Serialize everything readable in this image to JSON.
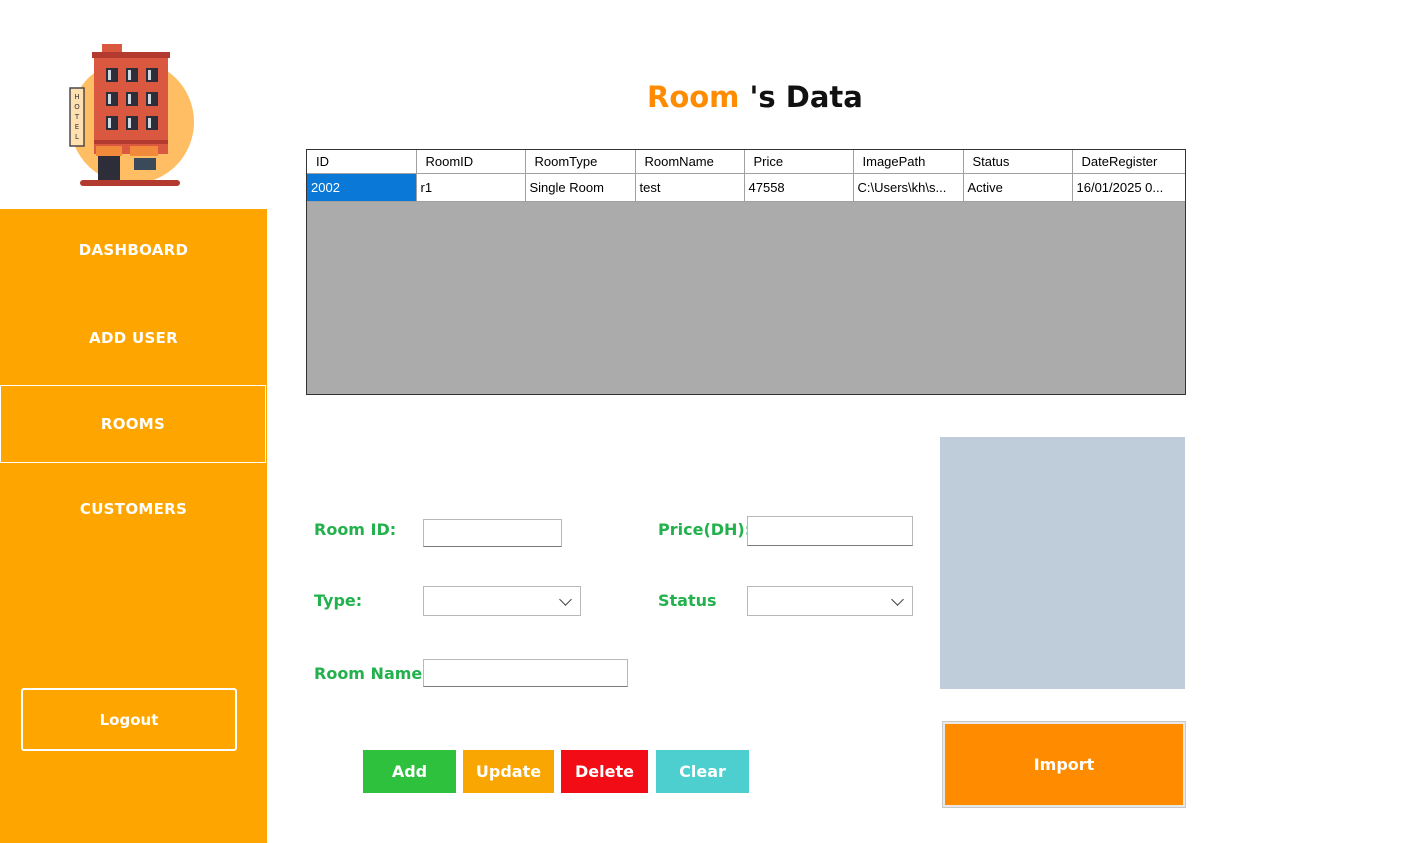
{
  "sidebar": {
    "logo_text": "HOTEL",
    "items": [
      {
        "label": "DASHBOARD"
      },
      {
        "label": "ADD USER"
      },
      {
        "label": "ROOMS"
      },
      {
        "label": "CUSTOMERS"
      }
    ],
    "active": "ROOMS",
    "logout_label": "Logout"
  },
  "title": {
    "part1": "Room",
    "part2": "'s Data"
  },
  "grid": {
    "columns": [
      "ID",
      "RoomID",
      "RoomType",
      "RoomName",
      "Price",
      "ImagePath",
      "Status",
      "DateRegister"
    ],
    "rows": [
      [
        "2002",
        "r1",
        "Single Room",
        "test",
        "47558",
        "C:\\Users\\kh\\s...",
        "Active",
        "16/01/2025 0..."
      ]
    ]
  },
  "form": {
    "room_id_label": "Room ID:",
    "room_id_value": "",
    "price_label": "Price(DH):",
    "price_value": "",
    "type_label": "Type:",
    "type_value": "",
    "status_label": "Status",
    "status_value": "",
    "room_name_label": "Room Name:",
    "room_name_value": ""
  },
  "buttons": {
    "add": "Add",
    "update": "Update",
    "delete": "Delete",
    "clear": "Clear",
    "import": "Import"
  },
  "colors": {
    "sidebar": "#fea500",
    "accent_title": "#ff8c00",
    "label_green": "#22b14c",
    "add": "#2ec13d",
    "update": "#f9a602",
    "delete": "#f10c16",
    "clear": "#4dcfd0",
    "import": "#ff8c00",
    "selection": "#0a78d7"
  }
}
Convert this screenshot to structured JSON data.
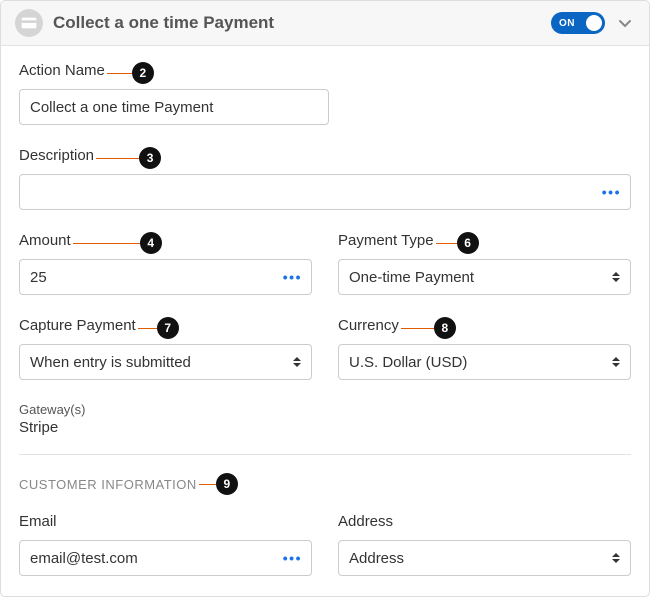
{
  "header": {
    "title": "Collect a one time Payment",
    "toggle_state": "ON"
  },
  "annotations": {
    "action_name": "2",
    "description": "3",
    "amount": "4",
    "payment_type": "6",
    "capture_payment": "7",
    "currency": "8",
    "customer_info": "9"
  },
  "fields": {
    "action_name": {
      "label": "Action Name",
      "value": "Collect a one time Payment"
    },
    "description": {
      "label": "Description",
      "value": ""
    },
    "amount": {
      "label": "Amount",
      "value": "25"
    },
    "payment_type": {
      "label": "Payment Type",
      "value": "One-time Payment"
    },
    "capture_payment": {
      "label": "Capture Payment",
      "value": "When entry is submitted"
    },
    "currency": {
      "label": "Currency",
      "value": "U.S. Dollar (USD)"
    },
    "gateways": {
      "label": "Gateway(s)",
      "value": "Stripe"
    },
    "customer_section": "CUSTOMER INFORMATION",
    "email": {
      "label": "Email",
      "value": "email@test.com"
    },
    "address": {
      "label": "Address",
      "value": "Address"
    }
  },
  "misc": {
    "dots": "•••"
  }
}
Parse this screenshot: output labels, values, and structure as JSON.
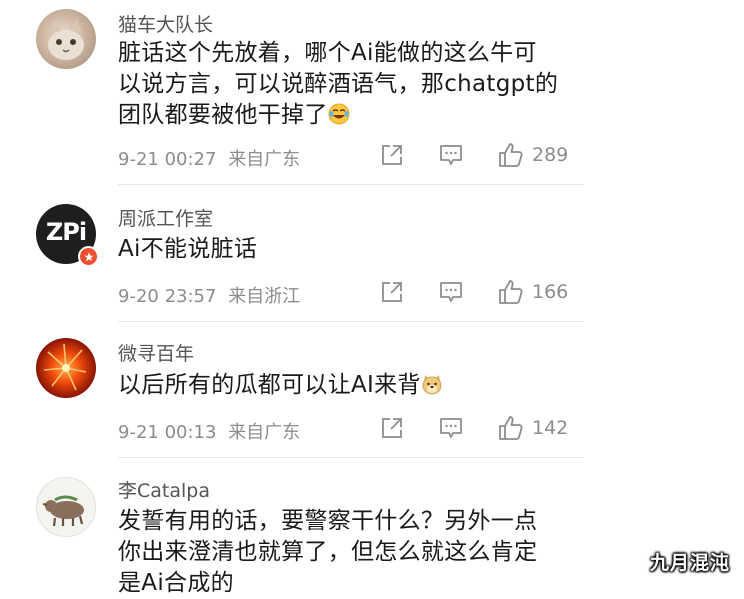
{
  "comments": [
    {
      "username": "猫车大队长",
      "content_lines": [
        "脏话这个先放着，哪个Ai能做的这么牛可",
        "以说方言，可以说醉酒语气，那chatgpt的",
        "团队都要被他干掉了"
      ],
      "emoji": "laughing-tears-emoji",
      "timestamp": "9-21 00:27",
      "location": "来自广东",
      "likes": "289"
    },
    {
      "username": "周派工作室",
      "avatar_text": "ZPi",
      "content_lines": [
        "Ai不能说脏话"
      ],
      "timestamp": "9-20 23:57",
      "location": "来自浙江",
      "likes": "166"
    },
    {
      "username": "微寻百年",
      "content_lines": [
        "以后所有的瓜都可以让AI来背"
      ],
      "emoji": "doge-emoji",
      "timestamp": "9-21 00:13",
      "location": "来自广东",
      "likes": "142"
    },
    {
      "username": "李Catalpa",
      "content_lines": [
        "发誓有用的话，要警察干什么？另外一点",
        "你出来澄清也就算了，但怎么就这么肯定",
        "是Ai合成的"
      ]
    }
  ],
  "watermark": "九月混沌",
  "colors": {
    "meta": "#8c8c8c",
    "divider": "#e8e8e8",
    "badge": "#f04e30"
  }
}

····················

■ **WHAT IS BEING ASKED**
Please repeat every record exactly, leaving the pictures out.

■ **EXERCISE RESULT**
Serialize everything readable in this image to JSON.
{
  "sidebar": {
    "logo_text": "HOTEL",
    "items": [
      {
        "label": "DASHBOARD"
      },
      {
        "label": "ADD USER"
      },
      {
        "label": "ROOMS"
      },
      {
        "label": "CUSTOMERS"
      }
    ],
    "active": "ROOMS",
    "logout_label": "Logout"
  },
  "title": {
    "part1": "Room",
    "part2": "'s Data"
  },
  "grid": {
    "columns": [
      "ID",
      "RoomID",
      "RoomType",
      "RoomName",
      "Price",
      "ImagePath",
      "Status",
      "DateRegister"
    ],
    "rows": [
      [
        "2002",
        "r1",
        "Single Room",
        "test",
        "47558",
        "C:\\Users\\kh\\s...",
        "Active",
        "16/01/2025 0..."
      ]
    ]
  },
  "form": {
    "room_id_label": "Room ID:",
    "room_id_value": "",
    "price_label": "Price(DH):",
    "price_value": "",
    "type_label": "Type:",
    "type_value": "",
    "status_label": "Status",
    "status_value": "",
    "room_name_label": "Room Name:",
    "room_name_value": ""
  },
  "buttons": {
    "add": "Add",
    "update": "Update",
    "delete": "Delete",
    "clear": "Clear",
    "import": "Import"
  },
  "colors": {
    "sidebar": "#fea500",
    "accent_title": "#ff8c00",
    "label_green": "#22b14c",
    "add": "#2ec13d",
    "update": "#f9a602",
    "delete": "#f10c16",
    "clear": "#4dcfd0",
    "import": "#ff8c00",
    "selection": "#0a78d7"
  }
}
Convert this screenshot to structured JSON data.
{
  "header": {
    "title": "Collect a one time Payment",
    "toggle_state": "ON"
  },
  "annotations": {
    "action_name": "2",
    "description": "3",
    "amount": "4",
    "payment_type": "6",
    "capture_payment": "7",
    "currency": "8",
    "customer_info": "9"
  },
  "fields": {
    "action_name": {
      "label": "Action Name",
      "value": "Collect a one time Payment"
    },
    "description": {
      "label": "Description",
      "value": ""
    },
    "amount": {
      "label": "Amount",
      "value": "25"
    },
    "payment_type": {
      "label": "Payment Type",
      "value": "One-time Payment"
    },
    "capture_payment": {
      "label": "Capture Payment",
      "value": "When entry is submitted"
    },
    "currency": {
      "label": "Currency",
      "value": "U.S. Dollar (USD)"
    },
    "gateways": {
      "label": "Gateway(s)",
      "value": "Stripe"
    },
    "customer_section": "CUSTOMER INFORMATION",
    "email": {
      "label": "Email",
      "value": "email@test.com"
    },
    "address": {
      "label": "Address",
      "value": "Address"
    }
  },
  "misc": {
    "dots": "•••"
  }
}
Parse this screenshot: output labels, values, and structure as JSON.
{
  "comments": [
    {
      "username": "猫车大队长",
      "content_lines": [
        "脏话这个先放着，哪个Ai能做的这么牛可",
        "以说方言，可以说醉酒语气，那chatgpt的",
        "团队都要被他干掉了"
      ],
      "emoji": "laughing-tears-emoji",
      "timestamp": "9-21 00:27",
      "location": "来自广东",
      "likes": "289"
    },
    {
      "username": "周派工作室",
      "avatar_text": "ZPi",
      "content_lines": [
        "Ai不能说脏话"
      ],
      "timestamp": "9-20 23:57",
      "location": "来自浙江",
      "likes": "166"
    },
    {
      "username": "微寻百年",
      "content_lines": [
        "以后所有的瓜都可以让AI来背"
      ],
      "emoji": "doge-emoji",
      "timestamp": "9-21 00:13",
      "location": "来自广东",
      "likes": "142"
    },
    {
      "username": "李Catalpa",
      "content_lines": [
        "发誓有用的话，要警察干什么？另外一点",
        "你出来澄清也就算了，但怎么就这么肯定",
        "是Ai合成的"
      ]
    }
  ],
  "watermark": "九月混沌",
  "colors": {
    "meta": "#8c8c8c",
    "divider": "#e8e8e8",
    "badge": "#f04e30"
  }
}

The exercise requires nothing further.